Available data:
▼▼▼
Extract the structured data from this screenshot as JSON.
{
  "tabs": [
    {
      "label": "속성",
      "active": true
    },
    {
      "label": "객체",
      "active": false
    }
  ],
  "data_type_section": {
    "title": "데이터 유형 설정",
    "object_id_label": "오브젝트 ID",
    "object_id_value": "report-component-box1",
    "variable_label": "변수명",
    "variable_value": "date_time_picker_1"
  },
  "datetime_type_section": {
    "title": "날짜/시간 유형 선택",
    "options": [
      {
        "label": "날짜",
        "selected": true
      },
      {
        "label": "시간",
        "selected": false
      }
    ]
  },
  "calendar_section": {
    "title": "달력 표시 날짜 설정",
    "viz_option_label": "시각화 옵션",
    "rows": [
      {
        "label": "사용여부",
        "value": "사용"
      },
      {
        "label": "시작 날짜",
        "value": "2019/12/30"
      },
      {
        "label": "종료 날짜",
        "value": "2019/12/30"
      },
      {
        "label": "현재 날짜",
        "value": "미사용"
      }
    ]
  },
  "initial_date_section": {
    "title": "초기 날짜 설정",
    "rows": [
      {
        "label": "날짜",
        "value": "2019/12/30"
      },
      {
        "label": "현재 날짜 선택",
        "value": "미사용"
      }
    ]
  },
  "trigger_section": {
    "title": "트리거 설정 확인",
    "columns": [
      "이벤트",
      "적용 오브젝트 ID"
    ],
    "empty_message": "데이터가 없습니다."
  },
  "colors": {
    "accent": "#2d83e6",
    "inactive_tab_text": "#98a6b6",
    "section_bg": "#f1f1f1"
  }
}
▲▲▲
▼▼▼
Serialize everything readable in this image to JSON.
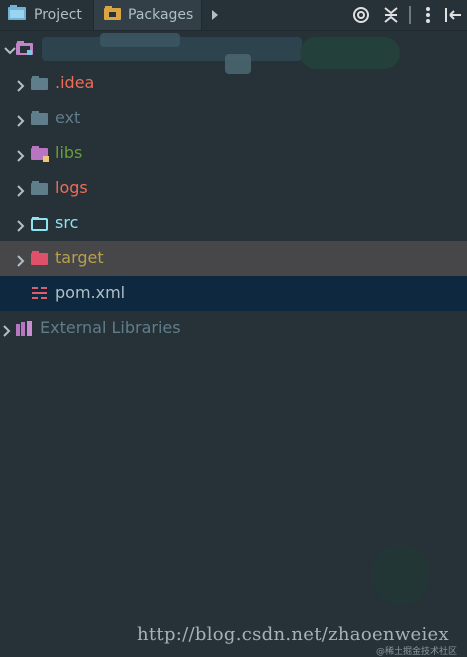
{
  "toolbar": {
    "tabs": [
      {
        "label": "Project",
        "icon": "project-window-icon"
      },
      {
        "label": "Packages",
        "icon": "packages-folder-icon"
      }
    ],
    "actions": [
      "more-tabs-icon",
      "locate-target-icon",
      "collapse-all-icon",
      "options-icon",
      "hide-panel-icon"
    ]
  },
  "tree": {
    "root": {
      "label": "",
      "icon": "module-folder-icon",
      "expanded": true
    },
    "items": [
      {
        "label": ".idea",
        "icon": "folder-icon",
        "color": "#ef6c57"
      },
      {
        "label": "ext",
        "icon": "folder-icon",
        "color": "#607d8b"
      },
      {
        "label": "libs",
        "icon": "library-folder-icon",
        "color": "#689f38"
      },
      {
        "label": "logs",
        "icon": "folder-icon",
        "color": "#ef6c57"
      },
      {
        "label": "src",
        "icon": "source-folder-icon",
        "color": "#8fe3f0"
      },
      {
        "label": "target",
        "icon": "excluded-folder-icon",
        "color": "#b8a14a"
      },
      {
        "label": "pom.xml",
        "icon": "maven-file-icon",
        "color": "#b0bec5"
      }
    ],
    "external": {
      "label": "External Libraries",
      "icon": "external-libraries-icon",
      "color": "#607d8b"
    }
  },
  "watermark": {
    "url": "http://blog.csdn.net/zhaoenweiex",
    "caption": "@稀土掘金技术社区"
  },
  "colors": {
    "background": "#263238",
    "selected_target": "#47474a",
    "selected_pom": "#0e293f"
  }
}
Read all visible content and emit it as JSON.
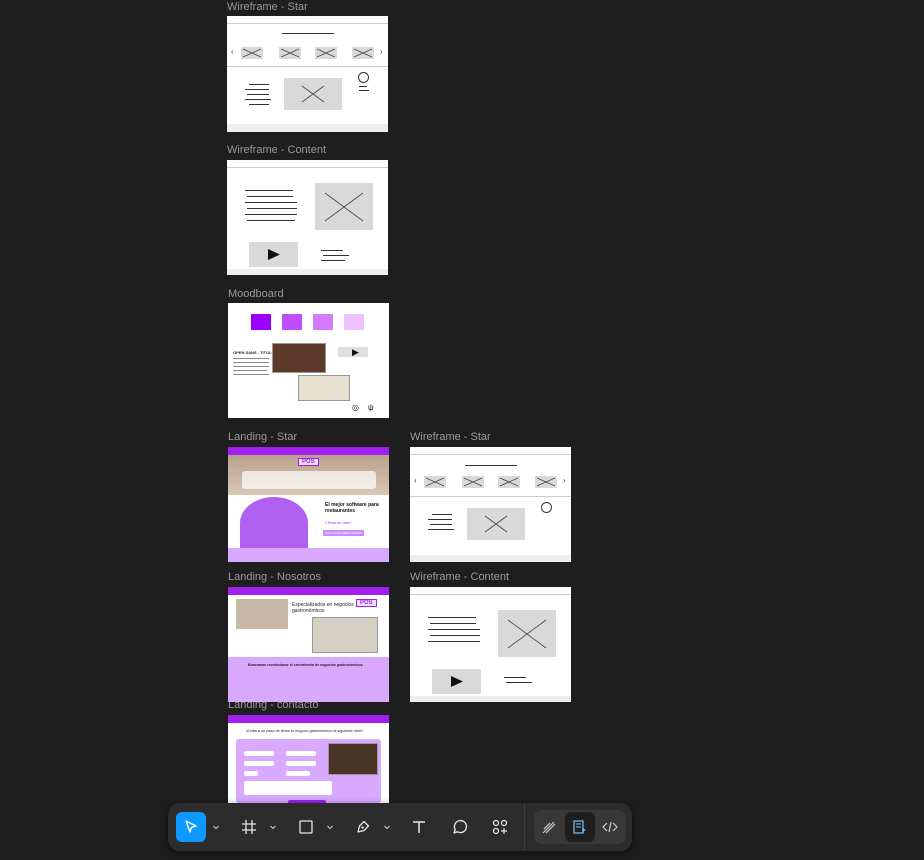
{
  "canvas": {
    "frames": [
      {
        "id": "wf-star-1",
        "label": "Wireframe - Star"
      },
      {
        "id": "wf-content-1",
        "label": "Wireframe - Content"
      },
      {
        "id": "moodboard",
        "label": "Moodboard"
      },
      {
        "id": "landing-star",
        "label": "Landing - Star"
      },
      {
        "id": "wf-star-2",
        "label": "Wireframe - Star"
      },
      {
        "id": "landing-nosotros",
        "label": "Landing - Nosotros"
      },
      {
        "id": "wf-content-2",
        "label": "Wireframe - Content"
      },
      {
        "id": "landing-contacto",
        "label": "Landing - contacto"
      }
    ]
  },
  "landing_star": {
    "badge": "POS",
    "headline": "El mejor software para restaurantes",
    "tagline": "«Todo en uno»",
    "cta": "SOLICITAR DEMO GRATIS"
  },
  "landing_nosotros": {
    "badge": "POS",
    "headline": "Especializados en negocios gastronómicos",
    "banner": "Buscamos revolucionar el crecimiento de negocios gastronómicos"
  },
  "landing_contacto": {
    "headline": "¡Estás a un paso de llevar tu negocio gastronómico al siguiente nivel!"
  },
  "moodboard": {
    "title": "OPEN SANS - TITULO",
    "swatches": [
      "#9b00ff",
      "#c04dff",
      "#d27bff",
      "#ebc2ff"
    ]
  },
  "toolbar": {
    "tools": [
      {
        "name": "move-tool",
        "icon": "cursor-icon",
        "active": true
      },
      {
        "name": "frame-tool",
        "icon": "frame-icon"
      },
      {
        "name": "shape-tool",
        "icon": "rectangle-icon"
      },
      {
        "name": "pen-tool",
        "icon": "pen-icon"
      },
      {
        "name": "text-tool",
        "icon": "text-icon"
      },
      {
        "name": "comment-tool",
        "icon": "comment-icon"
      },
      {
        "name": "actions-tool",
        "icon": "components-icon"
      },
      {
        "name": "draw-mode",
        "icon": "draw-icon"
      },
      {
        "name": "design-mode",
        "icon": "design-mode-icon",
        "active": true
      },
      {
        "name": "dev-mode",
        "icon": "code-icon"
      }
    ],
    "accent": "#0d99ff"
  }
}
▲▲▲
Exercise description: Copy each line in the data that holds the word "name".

Answer to the exercise:
        "name": "move-tool",
        "name": "frame-tool",
        "name": "shape-tool",
        "name": "pen-tool",
        "name": "text-tool",
        "name": "comment-tool",
        "name": "actions-tool",
        "name": "draw-mode",
        "name": "design-mode",
        "name": "dev-mode",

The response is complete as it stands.